### Task description
Which lines in the records below contain the word "sticker"? Copy each one out.

### Exercise data
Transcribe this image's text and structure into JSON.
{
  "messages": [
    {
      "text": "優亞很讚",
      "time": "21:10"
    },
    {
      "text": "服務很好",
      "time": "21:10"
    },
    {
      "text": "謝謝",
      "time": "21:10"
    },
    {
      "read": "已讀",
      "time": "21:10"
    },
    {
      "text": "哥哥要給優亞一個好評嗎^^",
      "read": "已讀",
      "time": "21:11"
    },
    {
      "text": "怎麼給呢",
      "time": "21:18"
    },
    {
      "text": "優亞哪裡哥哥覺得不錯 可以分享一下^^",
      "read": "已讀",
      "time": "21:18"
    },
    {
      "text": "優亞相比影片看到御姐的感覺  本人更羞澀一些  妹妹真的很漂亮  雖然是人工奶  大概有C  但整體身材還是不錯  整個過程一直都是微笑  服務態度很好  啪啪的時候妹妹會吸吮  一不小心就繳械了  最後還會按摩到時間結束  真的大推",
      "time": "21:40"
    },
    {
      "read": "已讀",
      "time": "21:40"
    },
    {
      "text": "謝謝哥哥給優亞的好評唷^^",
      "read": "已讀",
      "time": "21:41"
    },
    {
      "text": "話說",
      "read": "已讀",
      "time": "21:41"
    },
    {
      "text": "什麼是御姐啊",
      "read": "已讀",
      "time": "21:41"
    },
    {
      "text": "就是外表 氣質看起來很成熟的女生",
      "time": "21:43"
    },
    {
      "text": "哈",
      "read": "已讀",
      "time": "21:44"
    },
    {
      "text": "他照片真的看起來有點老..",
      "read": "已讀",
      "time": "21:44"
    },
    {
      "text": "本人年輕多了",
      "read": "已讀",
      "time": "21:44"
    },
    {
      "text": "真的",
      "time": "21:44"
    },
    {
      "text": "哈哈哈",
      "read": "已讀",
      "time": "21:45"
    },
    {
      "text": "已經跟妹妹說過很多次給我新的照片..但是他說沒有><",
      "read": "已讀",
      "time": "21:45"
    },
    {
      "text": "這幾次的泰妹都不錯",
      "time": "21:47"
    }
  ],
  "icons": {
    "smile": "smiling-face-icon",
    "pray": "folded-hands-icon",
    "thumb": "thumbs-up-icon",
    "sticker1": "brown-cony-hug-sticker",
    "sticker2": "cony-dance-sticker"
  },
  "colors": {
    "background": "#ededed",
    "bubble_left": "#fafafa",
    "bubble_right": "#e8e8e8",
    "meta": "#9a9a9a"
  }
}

### Result for this task
    "sticker1": "brown-cony-hug-sticker",
    "sticker2": "cony-dance-sticker"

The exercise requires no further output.